### Task directions
Your copy should match the records below word for word and contain no pictures.
-*-
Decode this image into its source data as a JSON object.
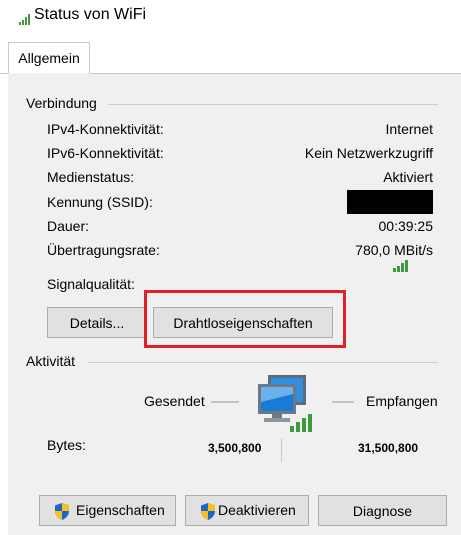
{
  "window": {
    "title": "Status von WiFi"
  },
  "tabs": [
    {
      "label": "Allgemein"
    }
  ],
  "connection": {
    "group_label": "Verbindung",
    "rows": [
      {
        "label": "IPv4-Konnektivität:",
        "value": "Internet"
      },
      {
        "label": "IPv6-Konnektivität:",
        "value": "Kein Netzwerkzugriff"
      },
      {
        "label": "Medienstatus:",
        "value": "Aktiviert"
      },
      {
        "label": "Kennung (SSID):",
        "value": ""
      },
      {
        "label": "Dauer:",
        "value": "00:39:25"
      },
      {
        "label": "Übertragungsrate:",
        "value": "780,0 MBit/s"
      }
    ],
    "signal_label": "Signalqualität:",
    "signal_bars": 4,
    "details_button": "Details...",
    "wireless_button": "Drahtloseigenschaften",
    "highlight_color": "#e0212c"
  },
  "activity": {
    "group_label": "Aktivität",
    "sent_label": "Gesendet",
    "received_label": "Empfangen",
    "bytes_label": "Bytes:",
    "bytes_sent": "3,500,800",
    "bytes_received": "31,500,800"
  },
  "footer": {
    "properties_button": "Eigenschaften",
    "disable_button": "Deaktivieren",
    "diagnose_button": "Diagnose"
  }
}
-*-
### Exercise response
Decode this image into its source data as a JSON object.
{
  "window": {
    "title": "Status von WiFi"
  },
  "tabs": [
    {
      "label": "Allgemein"
    }
  ],
  "connection": {
    "group_label": "Verbindung",
    "rows": [
      {
        "label": "IPv4-Konnektivität:",
        "value": "Internet"
      },
      {
        "label": "IPv6-Konnektivität:",
        "value": "Kein Netzwerkzugriff"
      },
      {
        "label": "Medienstatus:",
        "value": "Aktiviert"
      },
      {
        "label": "Kennung (SSID):",
        "value": ""
      },
      {
        "label": "Dauer:",
        "value": "00:39:25"
      },
      {
        "label": "Übertragungsrate:",
        "value": "780,0 MBit/s"
      }
    ],
    "signal_label": "Signalqualität:",
    "signal_bars": 4,
    "details_button": "Details...",
    "wireless_button": "Drahtloseigenschaften",
    "highlight_color": "#e0212c"
  },
  "activity": {
    "group_label": "Aktivität",
    "sent_label": "Gesendet",
    "received_label": "Empfangen",
    "bytes_label": "Bytes:",
    "bytes_sent": "3,500,800",
    "bytes_received": "31,500,800"
  },
  "footer": {
    "properties_button": "Eigenschaften",
    "disable_button": "Deaktivieren",
    "diagnose_button": "Diagnose"
  }
}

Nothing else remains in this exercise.